Hitherto, the festival was held during the Easter period when sons and daughters and friends of Ngas land would suspend all activities to plan to attend. For a period, it went on in this arrangement, until certain voices questioned the rationale of using the holy period for traditional celebrations. Those voices were heard. And they won the day.

To ensure that the Easter period this year is not disrupted; the festival will be held April 21-27, 2019, after the holy festivities have been consummated. In fact, one of the items on the programme of events released by the Association so far is the call for thanksgiving on April 21 for all sons and daughters of the land. It is intended to seek the face of the Almighty to help the nation succeed in the tasks its leaders have set to achieve.

Interestingly, only last year the Association came up with a decision that seems to have woken up many to the realization that education has been neglected. As a result, a fund to manage contributions to that effect was established. Since then, sons and daughters of the land have continued to make contributions to this dedicated account for the purpose of encouraging and assisting students and the Ngas people generally.

Whatever has been collected cannot be sufficient. There are hundreds of thousands of indigent students desiring assistance to get themselves through their academics. While some could get to the other side, many more have to be assisted. Such is the kind that they need from the Ngas Development Association; and it could come in handy from this initiative.

The leaders of the Association are aware that for them to be engaged in education can be tasking, as it requires them to avoid yesterday’s pitfalls. What is needed is for everyone involved to be sincere; so that it can be successful. The future belongs to those who value the direction education has taken nations through; the Ngas people have not less been blessed through it over the years. It is little wonder that is receiving a boost having noticed that something has to be done to up the ante and return the land to the days of glory; that we all year for.

Realizing that the economy of the Ngas people deserves to be encouraged and elevated to an appreciable level, one of the ways to stimulate it is through ideas which would be generated in a roundtable meeting. Expectedly, the plans are in top gear, given the importance the Association attaches to its success.

A day out of the Ngas Week, according to the chairman of the Ngas Investment/Economic Roundtable meeting, Nde Ezekiel Gomos would ‘be devoted to the issue of economy of Ngasland, today and the future within the context of the national and global perspective’.

The theme, The Economy of Ngasland- What Next? will be discussed by the myriads of ‘relevant professionals and experts in the business and economic areas’, which ‘idea is to ex-ray the economy of Ngasland, its endowments and potentials, and what needs to be done to address issues like women youth empowerment, agriculture, industry, commerce etc

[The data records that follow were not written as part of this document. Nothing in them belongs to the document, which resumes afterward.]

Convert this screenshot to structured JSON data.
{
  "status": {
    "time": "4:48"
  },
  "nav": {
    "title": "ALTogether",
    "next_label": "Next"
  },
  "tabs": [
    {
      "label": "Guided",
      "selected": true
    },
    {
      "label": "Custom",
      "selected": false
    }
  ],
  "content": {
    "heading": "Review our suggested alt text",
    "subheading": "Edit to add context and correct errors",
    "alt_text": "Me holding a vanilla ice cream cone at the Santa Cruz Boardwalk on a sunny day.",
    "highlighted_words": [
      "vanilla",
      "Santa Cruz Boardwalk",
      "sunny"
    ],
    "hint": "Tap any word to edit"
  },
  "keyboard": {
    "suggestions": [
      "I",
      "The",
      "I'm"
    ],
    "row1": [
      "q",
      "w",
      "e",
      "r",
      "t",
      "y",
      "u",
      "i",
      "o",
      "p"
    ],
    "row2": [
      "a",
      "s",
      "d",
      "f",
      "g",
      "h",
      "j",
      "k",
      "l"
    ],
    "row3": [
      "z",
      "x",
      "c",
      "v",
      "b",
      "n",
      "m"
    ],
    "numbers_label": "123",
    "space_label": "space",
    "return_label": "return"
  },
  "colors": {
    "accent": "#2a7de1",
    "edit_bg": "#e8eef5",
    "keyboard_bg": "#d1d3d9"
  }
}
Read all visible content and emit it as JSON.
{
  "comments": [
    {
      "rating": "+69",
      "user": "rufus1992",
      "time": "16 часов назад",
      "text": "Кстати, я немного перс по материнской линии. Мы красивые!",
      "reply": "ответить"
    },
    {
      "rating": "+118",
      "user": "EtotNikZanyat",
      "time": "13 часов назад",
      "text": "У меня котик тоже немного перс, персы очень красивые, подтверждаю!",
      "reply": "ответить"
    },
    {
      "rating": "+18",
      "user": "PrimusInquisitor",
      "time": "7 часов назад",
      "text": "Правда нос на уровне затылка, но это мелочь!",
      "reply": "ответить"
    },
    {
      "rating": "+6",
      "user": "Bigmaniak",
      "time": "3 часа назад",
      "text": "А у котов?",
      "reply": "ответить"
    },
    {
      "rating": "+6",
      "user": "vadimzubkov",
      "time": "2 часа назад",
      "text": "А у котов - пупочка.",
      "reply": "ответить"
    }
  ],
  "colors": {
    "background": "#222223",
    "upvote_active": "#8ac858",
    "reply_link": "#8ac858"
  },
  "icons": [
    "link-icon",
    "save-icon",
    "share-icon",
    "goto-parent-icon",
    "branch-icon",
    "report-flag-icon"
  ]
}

Apart from an ‘exhibition showcasing goods, arts, crafts, products etc produced by Ngas entrepreneurs at home and beyond, a competition among Ngas entrepreneurs-especially women and youth to pitch their unique business ideas/innovations or proposals from which the best three will be awarded prizes’ are all part of the programme.

The committee is of the view ‘that like many parts of Plateau State, there is a serious lack of data and statistics on the economy of Ngasland, and this poses a challenge for planning and economic intervention’. In the course of the roundtable an opportunity would be provided ‘to develop relevant statistics and data about the economy of Ngas land’. Much more, ‘developing a framework or model for the Ngas nation is a process that will commence with the Business Roundtable’.

The Central Planning Committee, which is headed by no less a personality than Nde David Shikfu Paradang and the other sub-committees have been working assiduously to ensure that the best is achieved during the festival.

Indeed, it is the best that is in the offing, given the determination of the leadership of the Association.

Katdapba Gobum is a Trustee member of the Nigeria Union of Journalists (National), a former Plateau State NUJ Chairman and the Editor-in-Chief, Nigerian Standards Newspaper, Jos, Plateau State.
Comments can be directed to him through